Luckily, many solar panel makers offer waterproofing warranties for 5-10 years. It may sound boring, but those warranties are your best bud for covering water damage issues. Basically, they guarantee the company will fix or replace your panels if any manufacturing defects allow rain or moisture seepage during that period.
I’d say those warranties are clutch if you live in a wet climate with frequent downpours. Nothing worse than finding out your pricy panels have Swiss cheese holes letting in water because they were made shoddily. The warranty saves your bacon in that scenario!
Are Solar Panels Waterproof? Final Thoughts
Let’s recap what we’ve covered on whether solar panels can withstand wet conditions.
Key Takeaways on Solar Panel Waterproof Effectiveness
- Most solar panels today have IP65 or IP67 ratings, making them dustproof and water-resistant. They can handle rain, snow, and surface water contact.
- Portable solar panels need protective handling to avoid damage but can tolerate some moisture with care. Fixed rooftop systems are more durable.
- While solar panels are water-resistant, they have limits. Prolonged immersion or extreme weather can still allow water intrusion over time.
- Special panel glass, weatherproof casings, and tilt mounting all help water bead up and roll off panels without penetrating the interior.
- Check your solar panel’s ingress protection (IP) rating to understand their level of waterproofing. Higher IP = more water protection.
Maintaining and Maximizing the Lifespan of Your Solar Panels
- Keep panels sealed and intact – inspect for cracks/openings that could compromise water resistance.
- Tilt panels to encourage drainage and avoid standing water.
- Clean panels regularly to prevent residue buildup and mineral spots from water.
- Check electrical ports/cables on portable panels for corrosion and damage.
- Avoid submerging panels in water when possible. Extract water-exposed panels and dry them thoroughly.

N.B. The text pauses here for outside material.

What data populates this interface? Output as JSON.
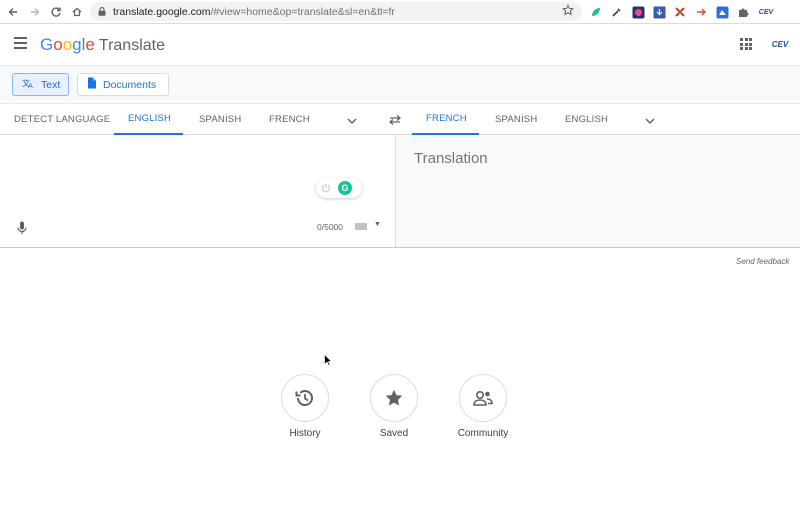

Quality solar panels can provide decades of wet weather power production with proper installation, care, and maintenance!